▸ **INPUT MATERIAL**:
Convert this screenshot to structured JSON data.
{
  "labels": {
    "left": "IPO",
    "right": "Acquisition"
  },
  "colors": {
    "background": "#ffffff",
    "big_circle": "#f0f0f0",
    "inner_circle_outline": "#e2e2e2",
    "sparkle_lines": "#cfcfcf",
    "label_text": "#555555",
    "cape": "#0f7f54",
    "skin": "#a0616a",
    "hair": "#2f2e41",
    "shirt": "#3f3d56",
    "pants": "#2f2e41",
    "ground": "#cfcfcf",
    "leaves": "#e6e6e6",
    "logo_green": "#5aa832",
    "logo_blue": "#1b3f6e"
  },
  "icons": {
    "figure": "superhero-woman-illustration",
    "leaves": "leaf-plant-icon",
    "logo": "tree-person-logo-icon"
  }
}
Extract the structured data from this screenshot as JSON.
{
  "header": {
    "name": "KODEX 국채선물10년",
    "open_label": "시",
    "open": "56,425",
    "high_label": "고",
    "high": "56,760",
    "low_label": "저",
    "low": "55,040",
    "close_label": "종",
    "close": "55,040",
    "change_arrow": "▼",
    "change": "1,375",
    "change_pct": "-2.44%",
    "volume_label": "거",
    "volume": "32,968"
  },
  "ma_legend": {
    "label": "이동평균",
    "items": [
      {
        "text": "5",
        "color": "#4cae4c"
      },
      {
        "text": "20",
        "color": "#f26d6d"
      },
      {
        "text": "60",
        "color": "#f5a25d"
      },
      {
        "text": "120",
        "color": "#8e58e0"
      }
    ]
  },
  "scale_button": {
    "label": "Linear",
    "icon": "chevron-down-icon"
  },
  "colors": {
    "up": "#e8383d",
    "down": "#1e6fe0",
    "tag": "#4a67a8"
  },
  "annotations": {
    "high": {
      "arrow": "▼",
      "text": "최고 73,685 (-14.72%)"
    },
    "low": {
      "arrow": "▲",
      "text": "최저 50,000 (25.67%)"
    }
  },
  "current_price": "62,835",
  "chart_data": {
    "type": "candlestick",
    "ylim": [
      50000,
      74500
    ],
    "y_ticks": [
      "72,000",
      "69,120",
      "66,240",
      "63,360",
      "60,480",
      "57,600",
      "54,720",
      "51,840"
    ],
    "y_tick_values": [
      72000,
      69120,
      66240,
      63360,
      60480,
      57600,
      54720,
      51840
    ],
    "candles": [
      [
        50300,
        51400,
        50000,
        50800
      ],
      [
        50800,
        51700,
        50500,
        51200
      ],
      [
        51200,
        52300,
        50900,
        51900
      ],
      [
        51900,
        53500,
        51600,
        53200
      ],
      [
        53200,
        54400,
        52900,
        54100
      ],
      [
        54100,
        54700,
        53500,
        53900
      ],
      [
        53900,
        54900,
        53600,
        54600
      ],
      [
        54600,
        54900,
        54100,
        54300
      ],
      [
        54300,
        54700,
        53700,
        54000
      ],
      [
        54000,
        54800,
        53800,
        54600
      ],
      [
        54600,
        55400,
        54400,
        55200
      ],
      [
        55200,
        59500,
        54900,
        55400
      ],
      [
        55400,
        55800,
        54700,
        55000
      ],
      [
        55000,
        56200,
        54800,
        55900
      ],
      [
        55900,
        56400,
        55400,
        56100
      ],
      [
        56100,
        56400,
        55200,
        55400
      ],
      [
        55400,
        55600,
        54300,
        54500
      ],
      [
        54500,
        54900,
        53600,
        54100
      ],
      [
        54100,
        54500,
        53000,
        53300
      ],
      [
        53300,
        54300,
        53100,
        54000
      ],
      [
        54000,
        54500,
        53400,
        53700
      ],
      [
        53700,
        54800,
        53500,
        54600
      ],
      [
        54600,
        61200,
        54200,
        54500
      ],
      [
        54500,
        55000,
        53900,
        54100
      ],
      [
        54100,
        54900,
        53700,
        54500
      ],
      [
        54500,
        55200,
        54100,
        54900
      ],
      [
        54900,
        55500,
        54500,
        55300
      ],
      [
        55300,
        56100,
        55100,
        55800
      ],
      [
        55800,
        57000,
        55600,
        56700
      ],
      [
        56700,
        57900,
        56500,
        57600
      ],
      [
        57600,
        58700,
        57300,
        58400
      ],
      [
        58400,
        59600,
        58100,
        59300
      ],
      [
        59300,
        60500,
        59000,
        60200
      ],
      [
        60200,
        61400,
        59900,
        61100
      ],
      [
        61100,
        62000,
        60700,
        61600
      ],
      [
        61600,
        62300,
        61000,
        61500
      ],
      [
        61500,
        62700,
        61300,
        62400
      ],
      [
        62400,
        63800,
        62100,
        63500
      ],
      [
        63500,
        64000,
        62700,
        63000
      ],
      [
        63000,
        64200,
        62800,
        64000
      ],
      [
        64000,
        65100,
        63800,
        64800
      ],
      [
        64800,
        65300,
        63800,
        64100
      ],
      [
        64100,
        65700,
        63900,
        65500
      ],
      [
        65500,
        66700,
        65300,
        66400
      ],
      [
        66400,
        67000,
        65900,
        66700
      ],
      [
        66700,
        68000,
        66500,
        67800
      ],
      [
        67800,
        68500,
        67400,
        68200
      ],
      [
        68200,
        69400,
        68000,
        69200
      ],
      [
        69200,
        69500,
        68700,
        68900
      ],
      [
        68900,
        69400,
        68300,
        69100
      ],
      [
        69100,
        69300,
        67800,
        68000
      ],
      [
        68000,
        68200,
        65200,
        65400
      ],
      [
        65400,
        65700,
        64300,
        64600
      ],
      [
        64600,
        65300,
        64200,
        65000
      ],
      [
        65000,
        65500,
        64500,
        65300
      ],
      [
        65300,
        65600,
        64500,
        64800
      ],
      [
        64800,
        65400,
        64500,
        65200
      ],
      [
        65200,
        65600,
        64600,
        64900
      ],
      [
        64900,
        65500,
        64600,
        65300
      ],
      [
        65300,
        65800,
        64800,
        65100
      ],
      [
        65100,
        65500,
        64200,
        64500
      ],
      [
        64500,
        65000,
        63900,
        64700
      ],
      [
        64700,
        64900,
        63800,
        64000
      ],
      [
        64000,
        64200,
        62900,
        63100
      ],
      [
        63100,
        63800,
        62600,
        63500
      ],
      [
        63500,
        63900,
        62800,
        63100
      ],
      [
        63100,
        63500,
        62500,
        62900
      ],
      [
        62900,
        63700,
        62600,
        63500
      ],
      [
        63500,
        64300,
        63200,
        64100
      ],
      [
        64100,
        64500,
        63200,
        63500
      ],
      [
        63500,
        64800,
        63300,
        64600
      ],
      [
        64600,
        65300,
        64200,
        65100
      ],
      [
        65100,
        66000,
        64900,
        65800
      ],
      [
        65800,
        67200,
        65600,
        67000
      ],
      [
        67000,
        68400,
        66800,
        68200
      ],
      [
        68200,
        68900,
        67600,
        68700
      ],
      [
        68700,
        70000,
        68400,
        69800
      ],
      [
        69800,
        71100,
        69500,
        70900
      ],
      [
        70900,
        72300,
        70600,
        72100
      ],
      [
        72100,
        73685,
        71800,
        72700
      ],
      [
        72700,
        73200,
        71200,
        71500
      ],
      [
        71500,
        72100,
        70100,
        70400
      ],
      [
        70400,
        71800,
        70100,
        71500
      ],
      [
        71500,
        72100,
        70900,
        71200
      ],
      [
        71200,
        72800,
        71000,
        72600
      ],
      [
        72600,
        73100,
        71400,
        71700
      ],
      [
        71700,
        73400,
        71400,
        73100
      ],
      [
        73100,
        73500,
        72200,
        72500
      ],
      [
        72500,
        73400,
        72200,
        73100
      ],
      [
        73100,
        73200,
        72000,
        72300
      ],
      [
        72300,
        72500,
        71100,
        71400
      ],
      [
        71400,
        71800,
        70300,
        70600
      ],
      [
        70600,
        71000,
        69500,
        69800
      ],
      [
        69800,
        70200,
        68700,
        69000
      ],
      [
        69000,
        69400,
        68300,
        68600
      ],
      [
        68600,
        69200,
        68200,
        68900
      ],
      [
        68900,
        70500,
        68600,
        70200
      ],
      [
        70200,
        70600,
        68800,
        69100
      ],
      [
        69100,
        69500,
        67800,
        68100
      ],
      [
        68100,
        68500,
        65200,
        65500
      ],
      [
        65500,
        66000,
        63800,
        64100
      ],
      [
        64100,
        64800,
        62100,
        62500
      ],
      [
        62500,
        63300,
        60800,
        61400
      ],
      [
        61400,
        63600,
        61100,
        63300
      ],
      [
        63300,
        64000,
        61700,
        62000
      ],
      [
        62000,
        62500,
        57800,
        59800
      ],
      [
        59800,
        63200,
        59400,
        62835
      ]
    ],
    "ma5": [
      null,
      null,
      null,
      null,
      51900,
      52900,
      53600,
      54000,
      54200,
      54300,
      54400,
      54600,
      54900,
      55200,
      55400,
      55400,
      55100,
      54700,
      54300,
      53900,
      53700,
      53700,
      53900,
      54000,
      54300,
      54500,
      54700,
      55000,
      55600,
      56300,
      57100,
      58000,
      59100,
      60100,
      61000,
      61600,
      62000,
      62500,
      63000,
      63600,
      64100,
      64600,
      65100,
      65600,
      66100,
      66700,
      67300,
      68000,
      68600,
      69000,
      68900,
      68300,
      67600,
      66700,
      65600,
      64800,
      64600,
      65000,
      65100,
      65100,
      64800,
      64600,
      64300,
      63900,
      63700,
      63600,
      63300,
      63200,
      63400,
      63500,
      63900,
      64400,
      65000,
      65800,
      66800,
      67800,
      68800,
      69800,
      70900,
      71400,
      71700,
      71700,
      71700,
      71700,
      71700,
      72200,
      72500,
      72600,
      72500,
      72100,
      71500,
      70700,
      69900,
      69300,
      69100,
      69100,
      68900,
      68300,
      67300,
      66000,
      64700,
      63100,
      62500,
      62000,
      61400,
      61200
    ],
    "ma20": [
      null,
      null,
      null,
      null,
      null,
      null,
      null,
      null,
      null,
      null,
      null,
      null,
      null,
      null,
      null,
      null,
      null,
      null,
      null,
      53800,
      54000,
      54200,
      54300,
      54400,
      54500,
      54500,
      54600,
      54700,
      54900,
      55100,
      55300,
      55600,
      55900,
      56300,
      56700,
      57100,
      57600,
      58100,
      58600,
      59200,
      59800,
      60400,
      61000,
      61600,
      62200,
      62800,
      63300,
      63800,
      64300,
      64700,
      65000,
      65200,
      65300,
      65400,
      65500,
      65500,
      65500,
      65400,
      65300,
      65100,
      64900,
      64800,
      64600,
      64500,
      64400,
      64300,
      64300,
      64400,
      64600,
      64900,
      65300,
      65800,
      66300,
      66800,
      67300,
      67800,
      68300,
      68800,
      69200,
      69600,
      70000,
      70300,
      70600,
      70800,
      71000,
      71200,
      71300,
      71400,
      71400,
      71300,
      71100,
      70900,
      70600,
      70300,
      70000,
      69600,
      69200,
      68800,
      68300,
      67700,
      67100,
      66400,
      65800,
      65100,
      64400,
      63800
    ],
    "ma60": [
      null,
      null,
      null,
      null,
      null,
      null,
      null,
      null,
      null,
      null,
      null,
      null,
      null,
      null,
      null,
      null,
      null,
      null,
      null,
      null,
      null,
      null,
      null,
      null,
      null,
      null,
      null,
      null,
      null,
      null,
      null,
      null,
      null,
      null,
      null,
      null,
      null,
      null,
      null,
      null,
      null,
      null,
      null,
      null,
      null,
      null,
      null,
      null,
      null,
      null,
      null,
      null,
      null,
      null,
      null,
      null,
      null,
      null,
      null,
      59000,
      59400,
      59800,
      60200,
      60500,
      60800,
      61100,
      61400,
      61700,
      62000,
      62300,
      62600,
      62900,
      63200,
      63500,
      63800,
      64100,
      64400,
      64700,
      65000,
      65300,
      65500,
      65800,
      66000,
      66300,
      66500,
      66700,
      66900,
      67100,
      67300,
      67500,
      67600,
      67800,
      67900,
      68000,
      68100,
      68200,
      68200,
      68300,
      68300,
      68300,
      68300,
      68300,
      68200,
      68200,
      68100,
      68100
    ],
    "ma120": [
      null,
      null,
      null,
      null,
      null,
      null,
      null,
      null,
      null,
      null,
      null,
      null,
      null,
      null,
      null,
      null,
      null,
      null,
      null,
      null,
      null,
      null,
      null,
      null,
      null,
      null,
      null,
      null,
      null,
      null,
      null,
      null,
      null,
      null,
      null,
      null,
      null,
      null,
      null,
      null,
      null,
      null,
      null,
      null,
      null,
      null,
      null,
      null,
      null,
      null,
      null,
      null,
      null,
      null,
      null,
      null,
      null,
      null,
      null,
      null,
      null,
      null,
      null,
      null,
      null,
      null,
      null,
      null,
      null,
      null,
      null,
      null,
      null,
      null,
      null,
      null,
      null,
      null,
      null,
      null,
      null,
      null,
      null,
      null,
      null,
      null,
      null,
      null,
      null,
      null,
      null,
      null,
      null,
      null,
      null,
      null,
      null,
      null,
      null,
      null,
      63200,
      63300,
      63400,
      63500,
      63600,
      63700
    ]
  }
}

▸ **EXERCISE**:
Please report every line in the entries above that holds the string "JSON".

▸ **WRITTEN RESPONSE**:
Convert this screenshot to structured JSON data.
Extract the structured data from this screenshot as JSON.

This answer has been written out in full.